As you know, the Senator Paul Simon Water for the Poor Act was signed into law in late 2005 by President Bush, making water and sanitation priorities of U.S. foreign policy. Unfortunately, Congress did not see fit at that point to fund the Act, making the Act basically the same as the President writing "Water is Important" on the back of a cocktail napkin and moving on. But it was a start - and water remains the only Millennium Development Goal that is officially a priority of U.S. foreign policy.
This lack of funding was rectified when the President signed into law the omnibus spending bill a few days ago, in which the following language was included:
"Provided further, That of the funds appropriated in this Act, not less than $300,000,000 shall be made available for safe drinking water and sanitation supply projects, including water management related to safe drinking water and sanitation, only to implement the Senator Paul Simon Water for the Poor Act of 2005 (Public Law 109-121), of which not less than $125,000,000 should be made available for such projects in Africa."
This is important for two reasons: it's give-or-take $100m more than last year, and more importantly the statutory language above makes it at least more likely that the taxpayer dollars will be invested in longterm safe drinking water and sanitation programming, and not sunk into Iraq, Afghanistan, or disaster response. The legislation essentially says "keep going with those other things, but re-emphasize the importance of longterm capacity-building for water and sanitation where the need is greatest." The most important word in the statutory may well be the "only."
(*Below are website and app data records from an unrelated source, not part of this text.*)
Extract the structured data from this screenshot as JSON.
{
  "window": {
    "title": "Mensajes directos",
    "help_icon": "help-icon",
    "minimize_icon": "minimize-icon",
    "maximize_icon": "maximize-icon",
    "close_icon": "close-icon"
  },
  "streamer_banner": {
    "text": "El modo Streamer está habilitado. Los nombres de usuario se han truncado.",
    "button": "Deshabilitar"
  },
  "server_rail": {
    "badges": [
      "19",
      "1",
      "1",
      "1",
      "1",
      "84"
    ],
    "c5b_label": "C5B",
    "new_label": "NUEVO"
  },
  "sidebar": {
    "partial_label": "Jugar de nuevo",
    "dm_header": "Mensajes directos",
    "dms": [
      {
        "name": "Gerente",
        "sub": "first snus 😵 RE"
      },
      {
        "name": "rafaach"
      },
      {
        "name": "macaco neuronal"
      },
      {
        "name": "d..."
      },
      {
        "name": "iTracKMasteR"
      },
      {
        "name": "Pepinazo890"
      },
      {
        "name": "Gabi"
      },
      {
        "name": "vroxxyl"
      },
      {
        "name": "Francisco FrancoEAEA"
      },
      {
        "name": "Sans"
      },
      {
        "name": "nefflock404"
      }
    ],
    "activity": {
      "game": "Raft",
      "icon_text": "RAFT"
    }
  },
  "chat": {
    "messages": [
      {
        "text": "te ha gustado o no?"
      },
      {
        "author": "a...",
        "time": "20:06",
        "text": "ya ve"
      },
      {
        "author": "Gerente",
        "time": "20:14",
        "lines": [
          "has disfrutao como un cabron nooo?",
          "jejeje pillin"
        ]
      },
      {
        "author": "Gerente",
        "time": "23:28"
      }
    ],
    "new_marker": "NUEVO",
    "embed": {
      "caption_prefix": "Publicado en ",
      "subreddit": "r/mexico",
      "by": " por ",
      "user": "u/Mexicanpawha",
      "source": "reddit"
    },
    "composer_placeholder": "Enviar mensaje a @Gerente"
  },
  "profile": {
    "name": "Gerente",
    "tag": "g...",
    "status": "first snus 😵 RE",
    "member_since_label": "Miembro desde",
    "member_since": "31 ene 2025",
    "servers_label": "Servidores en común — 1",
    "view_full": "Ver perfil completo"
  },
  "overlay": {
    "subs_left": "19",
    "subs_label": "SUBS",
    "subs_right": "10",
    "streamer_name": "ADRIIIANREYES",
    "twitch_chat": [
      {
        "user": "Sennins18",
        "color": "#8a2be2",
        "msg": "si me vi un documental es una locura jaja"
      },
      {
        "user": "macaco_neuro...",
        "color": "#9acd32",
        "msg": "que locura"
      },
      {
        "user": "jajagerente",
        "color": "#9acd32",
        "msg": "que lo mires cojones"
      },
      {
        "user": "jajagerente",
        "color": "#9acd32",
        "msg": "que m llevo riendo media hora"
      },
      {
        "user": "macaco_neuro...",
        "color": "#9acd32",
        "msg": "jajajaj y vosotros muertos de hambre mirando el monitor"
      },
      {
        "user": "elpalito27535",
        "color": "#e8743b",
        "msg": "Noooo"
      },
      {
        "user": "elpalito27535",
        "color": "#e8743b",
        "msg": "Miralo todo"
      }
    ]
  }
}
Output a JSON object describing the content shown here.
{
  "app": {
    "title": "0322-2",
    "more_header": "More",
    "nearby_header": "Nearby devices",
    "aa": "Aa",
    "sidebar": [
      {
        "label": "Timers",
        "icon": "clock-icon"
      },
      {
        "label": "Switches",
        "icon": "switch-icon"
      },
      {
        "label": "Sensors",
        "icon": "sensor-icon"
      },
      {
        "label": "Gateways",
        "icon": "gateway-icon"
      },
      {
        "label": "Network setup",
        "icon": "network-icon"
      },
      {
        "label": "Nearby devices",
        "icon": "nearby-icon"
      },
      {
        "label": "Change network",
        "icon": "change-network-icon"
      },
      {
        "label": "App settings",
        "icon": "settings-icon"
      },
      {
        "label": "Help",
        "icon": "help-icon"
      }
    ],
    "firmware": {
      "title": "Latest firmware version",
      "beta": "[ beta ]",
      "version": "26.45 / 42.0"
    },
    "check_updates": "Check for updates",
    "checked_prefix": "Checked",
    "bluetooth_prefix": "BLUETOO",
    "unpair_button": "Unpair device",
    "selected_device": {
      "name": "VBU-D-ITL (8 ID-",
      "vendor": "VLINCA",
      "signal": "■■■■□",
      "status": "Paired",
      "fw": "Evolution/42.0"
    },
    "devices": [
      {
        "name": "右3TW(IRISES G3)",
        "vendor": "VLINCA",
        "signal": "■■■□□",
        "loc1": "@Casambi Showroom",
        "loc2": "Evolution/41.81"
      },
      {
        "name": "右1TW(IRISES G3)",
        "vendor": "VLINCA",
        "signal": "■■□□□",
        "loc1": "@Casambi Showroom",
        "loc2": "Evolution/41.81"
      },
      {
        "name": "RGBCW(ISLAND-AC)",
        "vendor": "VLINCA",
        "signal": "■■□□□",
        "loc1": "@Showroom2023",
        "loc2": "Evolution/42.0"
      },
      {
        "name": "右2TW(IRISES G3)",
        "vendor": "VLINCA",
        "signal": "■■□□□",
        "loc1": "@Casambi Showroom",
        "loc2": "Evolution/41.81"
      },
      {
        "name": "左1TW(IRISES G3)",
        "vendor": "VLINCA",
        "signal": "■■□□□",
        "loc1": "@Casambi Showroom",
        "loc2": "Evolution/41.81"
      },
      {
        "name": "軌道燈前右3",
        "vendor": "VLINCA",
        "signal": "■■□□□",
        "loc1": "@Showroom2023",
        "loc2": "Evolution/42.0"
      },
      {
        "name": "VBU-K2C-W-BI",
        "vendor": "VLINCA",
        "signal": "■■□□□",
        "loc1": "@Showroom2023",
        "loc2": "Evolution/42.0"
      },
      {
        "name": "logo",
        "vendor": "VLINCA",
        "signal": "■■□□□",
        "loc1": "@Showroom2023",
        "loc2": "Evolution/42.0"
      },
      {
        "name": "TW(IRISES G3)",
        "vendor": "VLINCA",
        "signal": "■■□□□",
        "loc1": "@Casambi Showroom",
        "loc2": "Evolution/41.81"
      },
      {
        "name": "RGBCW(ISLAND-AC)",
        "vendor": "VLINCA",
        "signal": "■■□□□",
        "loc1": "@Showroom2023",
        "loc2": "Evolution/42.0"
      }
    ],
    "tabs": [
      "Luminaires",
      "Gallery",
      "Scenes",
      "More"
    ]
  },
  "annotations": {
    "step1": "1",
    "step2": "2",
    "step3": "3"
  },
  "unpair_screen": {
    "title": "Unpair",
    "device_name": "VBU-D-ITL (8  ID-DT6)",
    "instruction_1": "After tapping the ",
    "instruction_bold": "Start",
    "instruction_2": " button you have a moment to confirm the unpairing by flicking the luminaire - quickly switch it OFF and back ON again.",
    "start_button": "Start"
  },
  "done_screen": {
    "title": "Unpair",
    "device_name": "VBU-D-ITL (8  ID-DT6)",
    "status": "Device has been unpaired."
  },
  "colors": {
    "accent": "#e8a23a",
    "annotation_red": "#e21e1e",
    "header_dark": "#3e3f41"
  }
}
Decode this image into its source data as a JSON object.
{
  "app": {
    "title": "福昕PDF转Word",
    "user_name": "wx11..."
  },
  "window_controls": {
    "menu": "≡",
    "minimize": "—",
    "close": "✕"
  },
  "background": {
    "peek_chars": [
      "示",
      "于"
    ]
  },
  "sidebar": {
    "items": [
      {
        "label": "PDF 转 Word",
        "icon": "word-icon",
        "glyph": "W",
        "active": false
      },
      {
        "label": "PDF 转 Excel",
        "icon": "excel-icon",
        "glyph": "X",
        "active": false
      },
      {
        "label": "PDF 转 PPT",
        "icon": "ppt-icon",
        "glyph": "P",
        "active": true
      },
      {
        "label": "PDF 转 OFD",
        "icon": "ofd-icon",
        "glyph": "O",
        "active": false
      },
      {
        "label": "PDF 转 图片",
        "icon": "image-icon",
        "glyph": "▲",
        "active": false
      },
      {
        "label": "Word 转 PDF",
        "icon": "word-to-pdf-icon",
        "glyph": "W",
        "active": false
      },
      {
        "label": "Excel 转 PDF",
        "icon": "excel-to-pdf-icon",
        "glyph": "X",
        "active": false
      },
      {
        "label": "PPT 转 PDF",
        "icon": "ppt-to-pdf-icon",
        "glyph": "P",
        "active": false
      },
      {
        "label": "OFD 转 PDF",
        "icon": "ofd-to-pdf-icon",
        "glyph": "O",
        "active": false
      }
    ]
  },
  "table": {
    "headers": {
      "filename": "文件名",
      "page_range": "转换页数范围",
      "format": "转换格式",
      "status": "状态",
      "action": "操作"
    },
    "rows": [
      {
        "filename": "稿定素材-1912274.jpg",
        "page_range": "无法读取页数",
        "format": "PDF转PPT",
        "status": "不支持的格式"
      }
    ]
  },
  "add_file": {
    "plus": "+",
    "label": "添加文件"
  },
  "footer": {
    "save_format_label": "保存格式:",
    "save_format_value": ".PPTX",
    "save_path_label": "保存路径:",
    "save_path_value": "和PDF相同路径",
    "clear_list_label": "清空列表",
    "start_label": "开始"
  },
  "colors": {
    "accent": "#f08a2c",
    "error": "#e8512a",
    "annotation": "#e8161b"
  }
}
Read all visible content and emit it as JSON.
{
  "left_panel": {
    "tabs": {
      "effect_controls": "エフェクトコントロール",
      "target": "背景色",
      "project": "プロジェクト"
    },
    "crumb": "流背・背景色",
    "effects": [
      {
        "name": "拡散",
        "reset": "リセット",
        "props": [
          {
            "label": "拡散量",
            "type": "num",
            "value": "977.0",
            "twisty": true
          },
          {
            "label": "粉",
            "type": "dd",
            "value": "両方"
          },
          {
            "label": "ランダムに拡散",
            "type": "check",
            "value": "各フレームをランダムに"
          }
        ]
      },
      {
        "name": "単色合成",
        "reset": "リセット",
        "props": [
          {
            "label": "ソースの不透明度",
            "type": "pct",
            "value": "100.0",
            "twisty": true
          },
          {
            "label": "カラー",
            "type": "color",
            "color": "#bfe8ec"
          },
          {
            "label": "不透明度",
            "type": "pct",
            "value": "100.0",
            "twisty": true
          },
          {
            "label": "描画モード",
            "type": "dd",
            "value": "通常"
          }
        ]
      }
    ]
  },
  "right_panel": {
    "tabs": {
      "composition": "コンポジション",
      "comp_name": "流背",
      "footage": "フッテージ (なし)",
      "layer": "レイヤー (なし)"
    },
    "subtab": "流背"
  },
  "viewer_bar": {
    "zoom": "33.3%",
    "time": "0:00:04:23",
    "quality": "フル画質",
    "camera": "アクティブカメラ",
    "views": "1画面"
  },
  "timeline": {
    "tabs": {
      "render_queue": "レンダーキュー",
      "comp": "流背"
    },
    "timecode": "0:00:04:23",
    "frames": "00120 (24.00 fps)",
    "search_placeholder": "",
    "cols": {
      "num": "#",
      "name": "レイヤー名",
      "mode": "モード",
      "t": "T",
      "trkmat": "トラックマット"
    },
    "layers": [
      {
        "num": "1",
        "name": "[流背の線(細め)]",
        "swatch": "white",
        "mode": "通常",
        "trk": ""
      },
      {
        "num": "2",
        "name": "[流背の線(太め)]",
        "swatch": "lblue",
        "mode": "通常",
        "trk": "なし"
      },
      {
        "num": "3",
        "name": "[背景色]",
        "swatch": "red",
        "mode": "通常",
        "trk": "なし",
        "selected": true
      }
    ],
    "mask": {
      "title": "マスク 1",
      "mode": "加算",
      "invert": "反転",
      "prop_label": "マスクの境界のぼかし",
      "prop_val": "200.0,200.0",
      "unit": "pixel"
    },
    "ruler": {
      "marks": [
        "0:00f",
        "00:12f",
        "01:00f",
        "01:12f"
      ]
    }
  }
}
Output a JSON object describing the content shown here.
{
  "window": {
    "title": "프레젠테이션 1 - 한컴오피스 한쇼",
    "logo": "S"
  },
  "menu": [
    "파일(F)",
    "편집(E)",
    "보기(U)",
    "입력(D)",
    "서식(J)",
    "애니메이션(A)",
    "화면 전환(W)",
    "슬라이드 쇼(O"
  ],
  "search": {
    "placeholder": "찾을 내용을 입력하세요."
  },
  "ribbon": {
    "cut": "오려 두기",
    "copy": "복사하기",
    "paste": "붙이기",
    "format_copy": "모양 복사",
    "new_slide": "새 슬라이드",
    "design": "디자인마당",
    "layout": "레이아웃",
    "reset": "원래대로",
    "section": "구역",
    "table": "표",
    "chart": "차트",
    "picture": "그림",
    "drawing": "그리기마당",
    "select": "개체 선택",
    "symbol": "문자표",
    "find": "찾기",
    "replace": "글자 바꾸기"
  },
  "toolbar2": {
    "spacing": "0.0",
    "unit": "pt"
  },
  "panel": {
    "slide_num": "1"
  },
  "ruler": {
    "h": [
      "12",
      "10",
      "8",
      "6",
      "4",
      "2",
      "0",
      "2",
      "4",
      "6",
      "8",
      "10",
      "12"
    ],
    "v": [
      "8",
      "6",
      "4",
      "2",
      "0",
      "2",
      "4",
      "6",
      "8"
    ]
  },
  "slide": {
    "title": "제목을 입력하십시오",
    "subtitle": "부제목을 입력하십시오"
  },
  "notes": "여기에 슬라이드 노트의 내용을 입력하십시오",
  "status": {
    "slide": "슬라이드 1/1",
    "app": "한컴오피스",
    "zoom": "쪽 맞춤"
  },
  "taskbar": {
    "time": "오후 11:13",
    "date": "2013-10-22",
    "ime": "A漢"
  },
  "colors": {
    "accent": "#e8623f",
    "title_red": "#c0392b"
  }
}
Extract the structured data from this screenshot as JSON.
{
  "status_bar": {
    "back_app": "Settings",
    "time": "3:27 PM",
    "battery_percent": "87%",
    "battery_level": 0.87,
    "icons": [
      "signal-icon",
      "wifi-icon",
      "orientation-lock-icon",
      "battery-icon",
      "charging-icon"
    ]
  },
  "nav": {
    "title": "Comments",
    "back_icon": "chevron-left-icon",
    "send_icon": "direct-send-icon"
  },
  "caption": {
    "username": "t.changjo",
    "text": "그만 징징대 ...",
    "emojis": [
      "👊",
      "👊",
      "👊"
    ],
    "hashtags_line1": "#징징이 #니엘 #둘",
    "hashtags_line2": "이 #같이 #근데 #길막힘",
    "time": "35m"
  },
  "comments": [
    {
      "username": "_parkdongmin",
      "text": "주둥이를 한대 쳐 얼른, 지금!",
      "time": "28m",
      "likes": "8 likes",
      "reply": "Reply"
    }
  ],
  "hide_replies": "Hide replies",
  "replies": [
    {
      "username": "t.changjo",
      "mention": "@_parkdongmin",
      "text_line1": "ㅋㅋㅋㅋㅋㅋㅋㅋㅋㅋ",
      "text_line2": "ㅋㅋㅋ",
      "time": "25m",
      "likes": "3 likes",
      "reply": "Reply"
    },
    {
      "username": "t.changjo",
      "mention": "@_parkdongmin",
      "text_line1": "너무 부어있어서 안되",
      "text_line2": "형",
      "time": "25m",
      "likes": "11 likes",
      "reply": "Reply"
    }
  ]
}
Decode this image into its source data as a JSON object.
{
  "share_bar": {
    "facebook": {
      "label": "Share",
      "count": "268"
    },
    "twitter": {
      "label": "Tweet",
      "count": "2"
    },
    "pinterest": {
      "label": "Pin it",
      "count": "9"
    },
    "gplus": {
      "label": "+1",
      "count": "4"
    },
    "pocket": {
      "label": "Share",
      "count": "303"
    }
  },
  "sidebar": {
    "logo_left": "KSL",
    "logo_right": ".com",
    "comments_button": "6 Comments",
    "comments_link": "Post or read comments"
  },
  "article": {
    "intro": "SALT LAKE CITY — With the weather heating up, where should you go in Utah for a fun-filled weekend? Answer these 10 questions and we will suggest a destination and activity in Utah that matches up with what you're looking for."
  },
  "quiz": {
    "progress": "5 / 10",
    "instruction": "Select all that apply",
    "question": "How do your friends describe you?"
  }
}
Rep. Payne recently said, in support of precisely this sort of appropriation, that it's the "Water for the POOR Act, not the Water for the WAR Act." Although it is too early to tell how this will turn out, this is clearly a huge step in the right direction and I will be tracking progress closely.